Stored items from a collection
/---

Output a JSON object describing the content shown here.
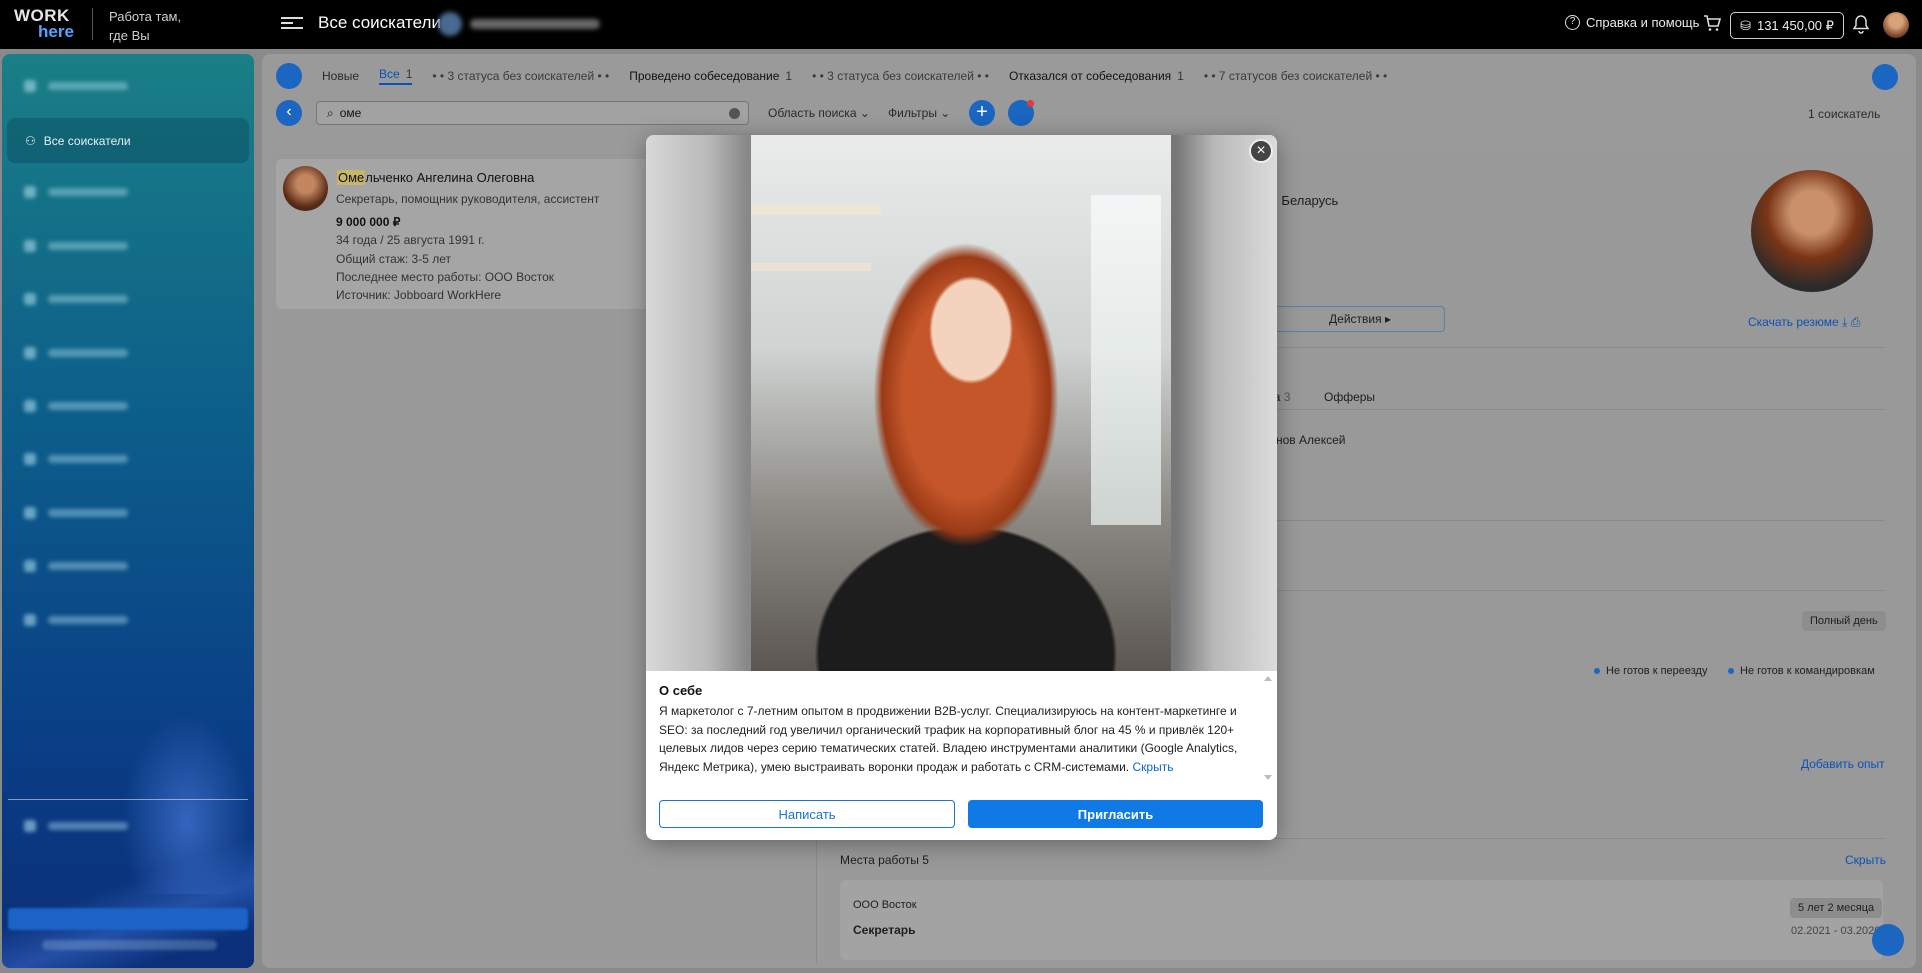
{
  "header": {
    "logo_top": "WORK",
    "logo_bottom": "here",
    "tagline": "Работа там, где Вы",
    "page_title": "Все соискатели",
    "help_label": "Справка и помощь",
    "balance": "131 450,00 ₽"
  },
  "sidebar": {
    "active_item": "Все соискатели"
  },
  "status_tabs": {
    "new_label": "Новые",
    "all_label": "Все",
    "all_count": "1",
    "empty1": "• • 3 статуса без соискателей • •",
    "interview_label": "Проведено собеседование",
    "interview_count": "1",
    "empty2": "• • 3 статуса без соискателей • •",
    "refused_label": "Отказался от собеседования",
    "refused_count": "1",
    "empty3": "• • 7 статусов без соискателей • •"
  },
  "toolbar": {
    "search_value": "оме",
    "scope_label": "Область поиска",
    "filters_label": "Фильтры",
    "results_count": "1 соискатель"
  },
  "candidate": {
    "name_highlight": "Оме",
    "name_rest": "льченко Ангелина Олеговна",
    "position": "Секретарь, помощник руководителя, ассистент",
    "salary": "9 000 000 ₽",
    "age_birth": "34 года / 25 августа 1991 г.",
    "experience": "Общий стаж:  3-5 лет",
    "last_job": "Последнее место работы:  ООО Восток",
    "source": "Источник:  Jobboard WorkHere"
  },
  "detail": {
    "location": "ск, Беларусь",
    "actions_label": "Действия",
    "download_label": "Скачать резюме",
    "tab_partial": "ата",
    "tab_partial_count": "3",
    "offers_label": "Офферы",
    "owner_partial": "нов Алексей",
    "schedule_chip": "Полный день",
    "relocation_tag": "Не готов к переезду",
    "trips_tag": "Не готов к командировкам",
    "add_experience": "Добавить опыт",
    "workplaces_label": "Места работы 5",
    "hide_label": "Скрыть",
    "work_company": "ООО Восток",
    "work_position": "Секретарь",
    "work_duration": "5 лет 2 месяца",
    "work_period": "02.2021 - 03.2026"
  },
  "modal": {
    "about_title": "О себе",
    "about_text": "Я маркетолог с 7-летним опытом в продвижении B2B-услуг. Специализируюсь на контент-маркетинге и SEO: за последний год увеличил органический трафик на корпоративный блог на 45 % и привлёк 120+ целевых лидов через серию тематических статей. Владею инструментами аналитики (Google Analytics, Яндекс Метрика), умею выстраивать воронки продаж и работать с CRM-системами.",
    "hide_link": "Скрыть",
    "write_label": "Написать",
    "invite_label": "Пригласить"
  },
  "colors": {
    "accent": "#0f7ae5",
    "topbar": "#000000",
    "overlay": "#8a8a8a"
  }
}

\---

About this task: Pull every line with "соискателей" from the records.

Output for this exercise:
    "empty1": "• • 3 статуса без соискателей • •",
    "empty2": "• • 3 статуса без соискателей • •",
    "empty3": "• • 7 статусов без соискателей • •"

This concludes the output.